building it up. And, that's measurable - our government's
You know what the triad is? Land, sea, and mobile missile
fleet - they're building all three.
And, they're planning to be able to attack from it from above
as well as to cross the straits within 5 to 7 years.
And that's the response, that's why Congress voted overwhelmingly
Democrats … to help and it'll take about 5 years for our help
to get to the Taiwanese.
McLaughlin: There's a separate question here that's
whether it's a good idea to sell these four destroyers or
are there four involved? Now the AEGIS is an extraordinary
phenomenon. 288 miles it can see and detect a hostile
target, right? Now, is it a good idea to really give
those to the Taiwanese…
Blankley: "sell" them…
McLaughlin: "… or are we really giving them something that
could fall into Chinese hands either through spying or even
if there were reunification the Chinese would simply then
come into possession of these extraordinarily sophisticated,
unusual, no-one-else-has-them systems." Including hyper-developed
torpedo systems, too.
"I'm sorry to curtail this history of radar. But the
fact also is that right now that Taiwan when it comes to military
technology and equipment is superior to the Chinese.
But I think another lurking anxiety on the part of the Chinese,
what they're ultimately I think really worried about militarily,
is that these -- this AEGIS stuff becomes part of a integrated
anti-missile system that Japan, the US, and Taiwan have.
… yeah, so that they can't threaten us.
You know that Chinese is doing a lot of military buying from
the Russians. Which makes one of the points of that
brilliant introduction that there is a Moscow-Beijing axis
that is getting stronger with each passing day, particularly
with Putin(?) in there pushing it along. We'll be right
back with predictions.
Michael: The administration move for normal trade relations
with China will fail in Congress.
Guest: The unions are going to organize sometime in
mid-April a Seattle-style demonstrations to keep China out
of WTO here in Washington.
McLaughlin: Prediction number one: the Taiwan Security
Enhancement Act will pass the Senate. Prediction number
2: Clinton will give it a pocket veto. Prediction number
3: the China-Taiwan issue will figure big in the fall US presidential
election, much like the Kennedy-Nixon Quemoy Matsu hassle.

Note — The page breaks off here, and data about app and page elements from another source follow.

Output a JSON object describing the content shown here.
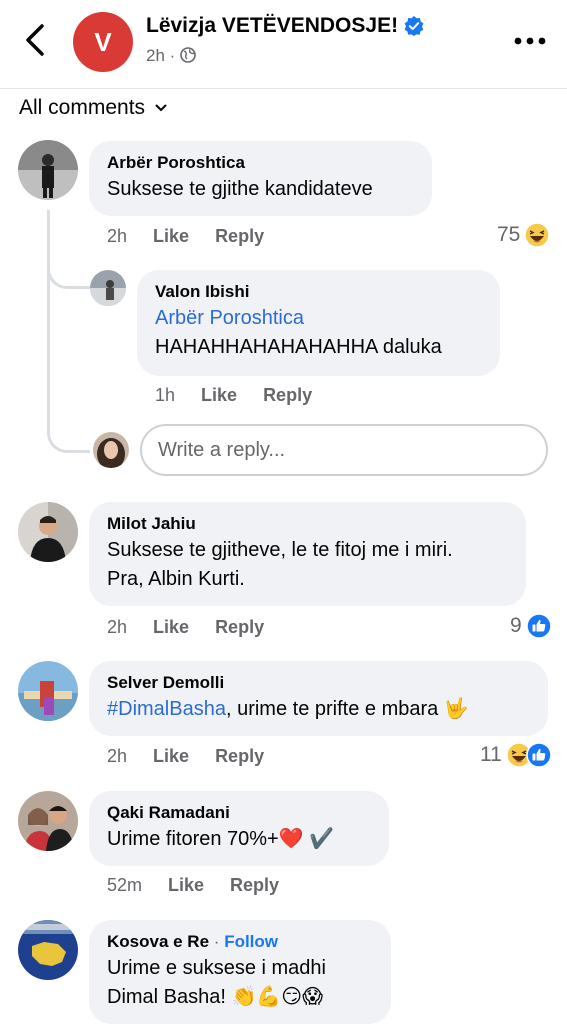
{
  "header": {
    "page_name": "Lëvizja VETËVENDOSJE!",
    "avatar_letter": "V",
    "time": "2h",
    "separator": "·"
  },
  "filter": {
    "label": "All comments"
  },
  "comments": [
    {
      "author": "Arbër Poroshtica",
      "text": "Suksese te gjithe kandidateve",
      "time": "2h",
      "like": "Like",
      "reply": "Reply",
      "reaction_count": "75"
    },
    {
      "author": "Valon Ibishi",
      "mention": "Arbër Poroshtica",
      "text": "HAHAHHAHAHAHAHHA daluka",
      "time": "1h",
      "like": "Like",
      "reply": "Reply"
    },
    {
      "author": "Milot Jahiu",
      "text_line1": "Suksese te gjitheve, le te fitoj me i miri.",
      "text_line2": "Pra, Albin Kurti.",
      "time": "2h",
      "like": "Like",
      "reply": "Reply",
      "reaction_count": "9"
    },
    {
      "author": "Selver Demolli",
      "mention": "#DimalBasha",
      "text": ", urime te prifte e mbara 🤟",
      "time": "2h",
      "like": "Like",
      "reply": "Reply",
      "reaction_count": "11"
    },
    {
      "author": "Qaki Ramadani",
      "text": "Urime fitoren 70%+❤️ ✔️",
      "time": "52m",
      "like": "Like",
      "reply": "Reply"
    },
    {
      "author": "Kosova e Re",
      "separator": "·",
      "follow": "Follow",
      "text_line1": "Urime e suksese i madhi",
      "text_line2": "Dimal Basha! 👏💪😏😱"
    }
  ],
  "reply_box": {
    "placeholder": "Write a reply..."
  },
  "colors": {
    "accent": "#1877f2",
    "brand_red": "#d93a36",
    "bubble": "#f0f2f5",
    "secondary_text": "#65676b"
  }
}
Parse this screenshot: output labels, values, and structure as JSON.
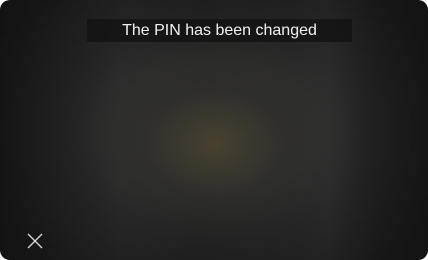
{
  "notification": {
    "message": "The PIN has been changed"
  },
  "controls": {
    "close_icon": "close-icon",
    "close_color": "#d9d9d9"
  },
  "colors": {
    "background": "#1f1f1f",
    "toast_background": "#121212",
    "text": "#f2f2f2"
  }
}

You remember that, Michael?
Michael: I remember that well.
Host: Next week, Super Tuesday, with a total of 2,016
delegations to be won by both parties. Happy Mardi Gras.